Incidence and predictors of venous thromboembolism recurrence after a first isolated distal deep-vein thrombosis.
J Thromb Haemost. 2014 Jan 22;
Authors: Galanaud JP, Sevestre MA, Genty C, Kahn SR, Pernod G, Rolland C, Diard A, Dupas S, Jurus C, Diamand JM, Quere I, Bosson JL, The OPTIMEV-SFMV investigators
BACKGROUND: Isolated distal deep-vein thrombosis (iDDVT) (i.e. without proximal DVT or pulmonary embolism (PE)) represents half of all lower limb DVT. Its clinical significance and management are controversial. Data on long-term follow-up are scarce, especially concerning risk and predictors of venous thromboembolism (VTE) recurrence.
METHODS: Using data from the OPTIMEV study, a prospective, observational, multicentre study, we compared, three years after an index VTE event and after discontinuation of anticoagulants, i) the incidence and type of recurrence in patients without cancer with a first iDDVT vs. a first isolated proximal deep-vein thrombosis (iPDVT); ii) predictors of recurrence after iDDVT.
RESULTS: As compared with patients with iPDVT (n=259), patients with an iDDVT (n=490) had a lower annualized incidence of overall VTE recurrence (5.2% [3.6-7.6] vs. 2.7% (95% CI) [1.9-3.8]) respectively, p=0.02) but a similar incidence of PE recurrence (1.0% [0.5-2.3] vs. 0.9% [0.5-1.6] respectively, p=0.83). An Age>50 years, unprovoked character of index iDDVT, and involvement of more than one vein in one or both legs each independently tripled the risk of recurrence, this latter being then ≥3% per patient-year.

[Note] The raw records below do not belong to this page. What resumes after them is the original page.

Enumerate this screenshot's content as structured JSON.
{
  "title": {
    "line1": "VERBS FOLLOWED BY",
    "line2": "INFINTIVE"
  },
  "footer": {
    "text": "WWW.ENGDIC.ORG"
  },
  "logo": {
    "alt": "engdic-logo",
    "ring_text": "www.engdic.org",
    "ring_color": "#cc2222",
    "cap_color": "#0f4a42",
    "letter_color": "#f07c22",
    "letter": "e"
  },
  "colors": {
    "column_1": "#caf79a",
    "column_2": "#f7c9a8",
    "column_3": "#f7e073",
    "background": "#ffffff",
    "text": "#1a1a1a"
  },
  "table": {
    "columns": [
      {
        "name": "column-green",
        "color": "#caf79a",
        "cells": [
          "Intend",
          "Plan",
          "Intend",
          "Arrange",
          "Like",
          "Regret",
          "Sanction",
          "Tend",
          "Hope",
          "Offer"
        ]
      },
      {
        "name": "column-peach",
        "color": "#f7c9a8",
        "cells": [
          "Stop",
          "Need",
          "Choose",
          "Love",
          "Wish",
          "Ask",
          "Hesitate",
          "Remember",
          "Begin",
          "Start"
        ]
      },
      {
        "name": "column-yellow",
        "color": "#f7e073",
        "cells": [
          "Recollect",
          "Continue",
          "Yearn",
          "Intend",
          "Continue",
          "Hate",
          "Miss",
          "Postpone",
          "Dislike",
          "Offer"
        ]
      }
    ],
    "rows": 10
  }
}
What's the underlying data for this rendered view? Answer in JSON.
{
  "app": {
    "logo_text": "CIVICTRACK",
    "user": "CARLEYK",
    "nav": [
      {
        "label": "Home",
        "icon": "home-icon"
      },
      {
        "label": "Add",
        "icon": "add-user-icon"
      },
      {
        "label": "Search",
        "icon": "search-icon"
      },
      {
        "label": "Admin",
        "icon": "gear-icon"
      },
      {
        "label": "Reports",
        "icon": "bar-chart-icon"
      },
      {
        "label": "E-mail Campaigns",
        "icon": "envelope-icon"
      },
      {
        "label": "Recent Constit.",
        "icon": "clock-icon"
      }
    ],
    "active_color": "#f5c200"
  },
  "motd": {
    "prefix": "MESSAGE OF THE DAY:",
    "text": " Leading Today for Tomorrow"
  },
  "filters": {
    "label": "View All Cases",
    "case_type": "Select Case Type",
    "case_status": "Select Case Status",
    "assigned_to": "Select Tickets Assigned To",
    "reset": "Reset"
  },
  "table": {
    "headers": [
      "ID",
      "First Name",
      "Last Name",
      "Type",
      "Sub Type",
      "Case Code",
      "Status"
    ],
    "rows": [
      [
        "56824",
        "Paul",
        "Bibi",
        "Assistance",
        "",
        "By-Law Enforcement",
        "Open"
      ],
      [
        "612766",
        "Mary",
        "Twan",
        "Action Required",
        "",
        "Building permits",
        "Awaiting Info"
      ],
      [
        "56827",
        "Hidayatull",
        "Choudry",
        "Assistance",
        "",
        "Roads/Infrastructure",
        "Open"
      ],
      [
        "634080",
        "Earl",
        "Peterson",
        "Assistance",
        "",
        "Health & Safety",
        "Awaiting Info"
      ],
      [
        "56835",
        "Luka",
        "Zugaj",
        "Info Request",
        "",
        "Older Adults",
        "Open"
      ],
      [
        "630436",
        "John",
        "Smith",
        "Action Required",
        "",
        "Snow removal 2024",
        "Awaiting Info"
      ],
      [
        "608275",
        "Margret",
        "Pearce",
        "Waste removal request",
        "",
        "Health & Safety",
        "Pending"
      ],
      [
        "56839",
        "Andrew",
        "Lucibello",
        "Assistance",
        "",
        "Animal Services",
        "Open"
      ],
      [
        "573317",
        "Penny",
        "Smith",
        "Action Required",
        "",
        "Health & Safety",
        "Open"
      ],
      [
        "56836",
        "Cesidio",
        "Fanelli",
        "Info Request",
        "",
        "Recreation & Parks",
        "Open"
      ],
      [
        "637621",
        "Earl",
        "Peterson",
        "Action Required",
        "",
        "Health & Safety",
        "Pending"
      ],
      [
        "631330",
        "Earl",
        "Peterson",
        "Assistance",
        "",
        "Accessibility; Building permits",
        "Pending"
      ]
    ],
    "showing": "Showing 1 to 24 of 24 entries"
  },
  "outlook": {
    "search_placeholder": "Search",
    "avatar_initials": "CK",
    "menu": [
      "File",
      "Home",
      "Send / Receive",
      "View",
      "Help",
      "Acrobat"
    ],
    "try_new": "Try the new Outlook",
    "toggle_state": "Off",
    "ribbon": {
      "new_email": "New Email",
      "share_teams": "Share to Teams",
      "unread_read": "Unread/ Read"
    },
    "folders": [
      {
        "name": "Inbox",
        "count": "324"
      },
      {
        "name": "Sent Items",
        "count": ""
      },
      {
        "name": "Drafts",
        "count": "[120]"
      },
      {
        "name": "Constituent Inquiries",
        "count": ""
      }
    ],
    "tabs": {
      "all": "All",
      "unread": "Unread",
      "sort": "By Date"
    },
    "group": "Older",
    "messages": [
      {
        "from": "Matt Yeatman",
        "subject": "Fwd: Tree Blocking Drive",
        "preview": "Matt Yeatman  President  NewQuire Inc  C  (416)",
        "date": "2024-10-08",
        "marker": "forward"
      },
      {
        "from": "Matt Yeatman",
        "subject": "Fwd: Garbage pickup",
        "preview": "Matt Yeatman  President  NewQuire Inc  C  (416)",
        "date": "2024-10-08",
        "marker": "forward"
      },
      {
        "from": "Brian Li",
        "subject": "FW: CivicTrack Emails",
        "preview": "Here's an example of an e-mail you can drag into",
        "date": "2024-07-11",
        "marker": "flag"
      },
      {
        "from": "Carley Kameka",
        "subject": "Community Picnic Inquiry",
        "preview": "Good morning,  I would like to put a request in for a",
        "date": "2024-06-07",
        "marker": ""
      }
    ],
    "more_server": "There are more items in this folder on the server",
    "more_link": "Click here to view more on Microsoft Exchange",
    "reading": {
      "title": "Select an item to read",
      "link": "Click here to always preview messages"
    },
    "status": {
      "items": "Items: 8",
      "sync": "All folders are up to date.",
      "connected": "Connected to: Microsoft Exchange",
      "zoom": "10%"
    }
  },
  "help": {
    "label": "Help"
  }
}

Neither muscular vein nor deep-calf vein location of iDDVT nor clot diameter with compression influenced the risk of recurrence.
CONCLUSION: After stopping anticoagulants, patients with iDDVT have a significantly lower risk of overall VTE recurrence than patients with iPDVT, but a similar risk of serious recurrent VTE. Age>50, unprovoked iDDVT, and number of thrombosed veins (>1) influenced the risk of recurrence and may help to define patients at significant risk of recurrence. This article is protected by copyright. All rights reserved.
PMID: 24450376 [PubMed - as supplied by publisher]